What you should do -> All of the data goes into your copy exactly as written. Images do not.

(Component data from apps and pages)
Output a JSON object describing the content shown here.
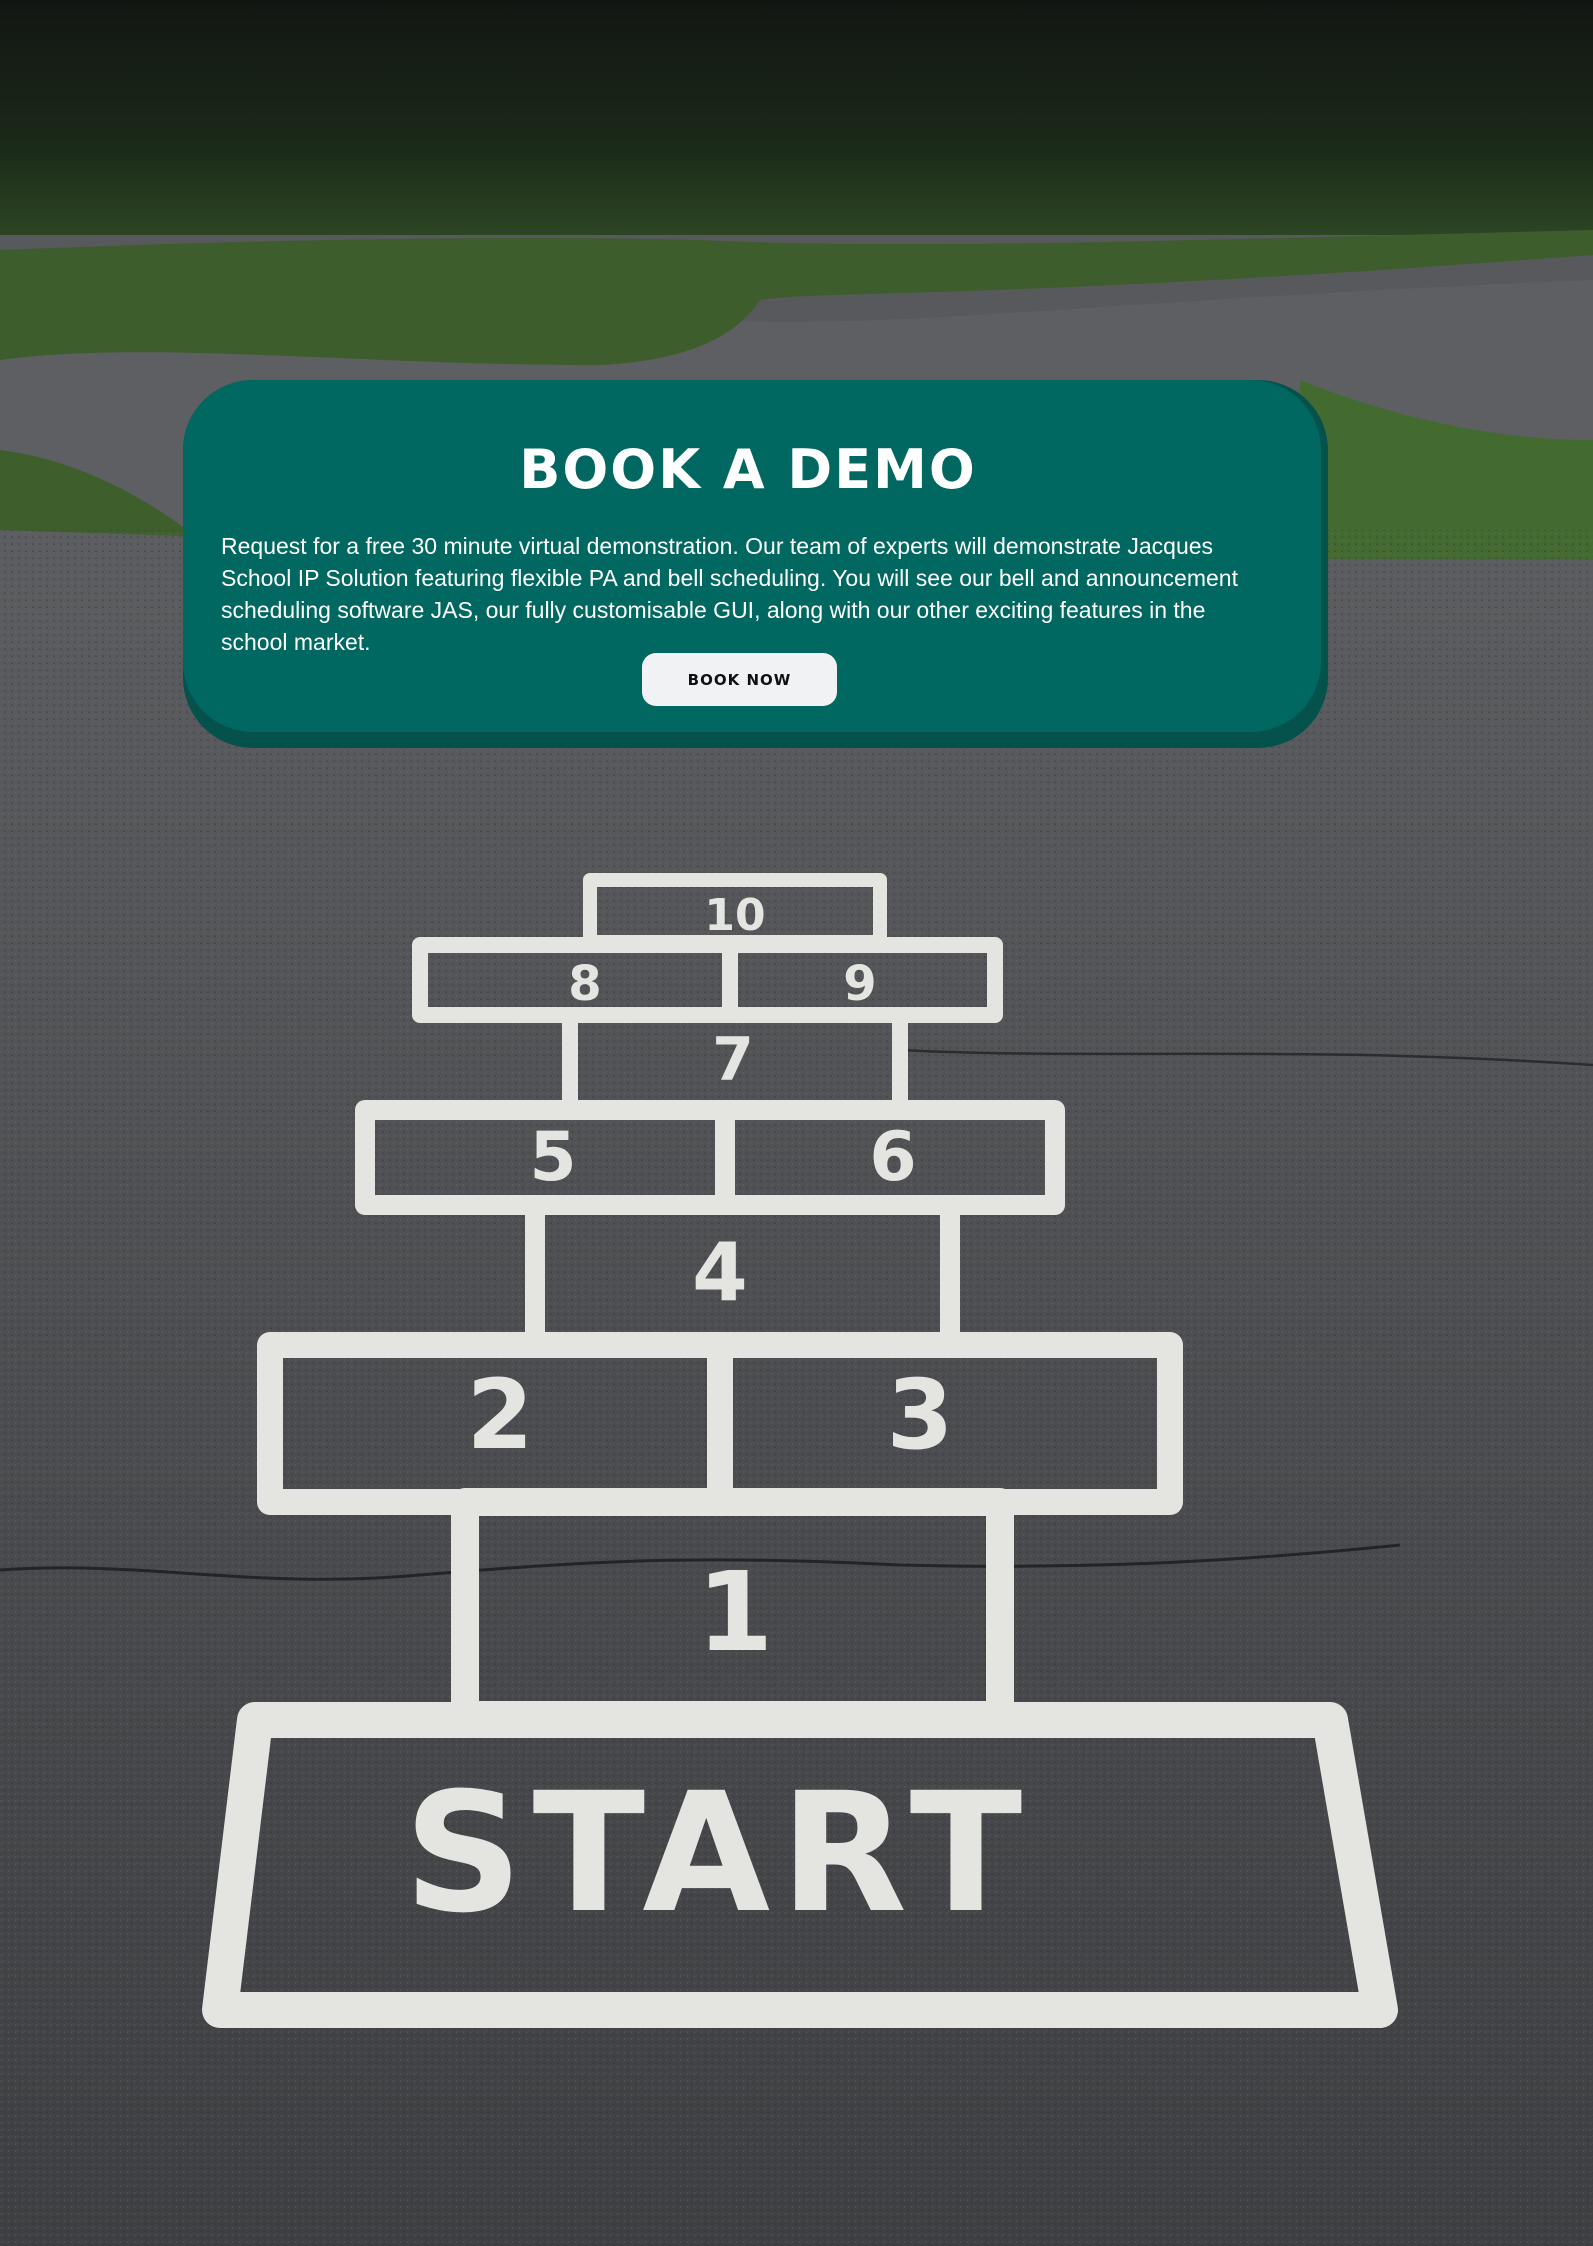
{
  "demo_card": {
    "title": "BOOK A DEMO",
    "description": "Request for a free 30 minute virtual demonstration. Our team of experts will demonstrate Jacques School IP Solution featuring flexible PA and bell scheduling. You will see our bell and announcement scheduling software JAS, our fully customisable GUI, along with our other exciting features in the school market.",
    "button_label": "BOOK NOW"
  },
  "background": {
    "hopscotch_labels": [
      "10",
      "8",
      "9",
      "7",
      "5",
      "6",
      "4",
      "2",
      "3",
      "1",
      "START"
    ]
  },
  "colors": {
    "card": "#006761",
    "card_shadow": "#05514c",
    "button": "#f1f2f3",
    "asphalt": "#4a4c4f",
    "chalk": "#e4e4e1"
  }
}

Output for this task ->
Output a JSON object describing the content shown here.
{
  "demo_card": {
    "title": "BOOK A DEMO",
    "description": "Request for a free 30 minute virtual demonstration. Our team of experts will demonstrate Jacques School IP Solution featuring flexible PA and bell scheduling. You will see our bell and announcement scheduling software JAS, our fully customisable GUI, along with our other exciting features in the school market.",
    "button_label": "BOOK NOW"
  },
  "background": {
    "hopscotch_labels": [
      "10",
      "8",
      "9",
      "7",
      "5",
      "6",
      "4",
      "2",
      "3",
      "1",
      "START"
    ]
  },
  "colors": {
    "card": "#006761",
    "card_shadow": "#05514c",
    "button": "#f1f2f3",
    "asphalt": "#4a4c4f",
    "chalk": "#e4e4e1"
  }
}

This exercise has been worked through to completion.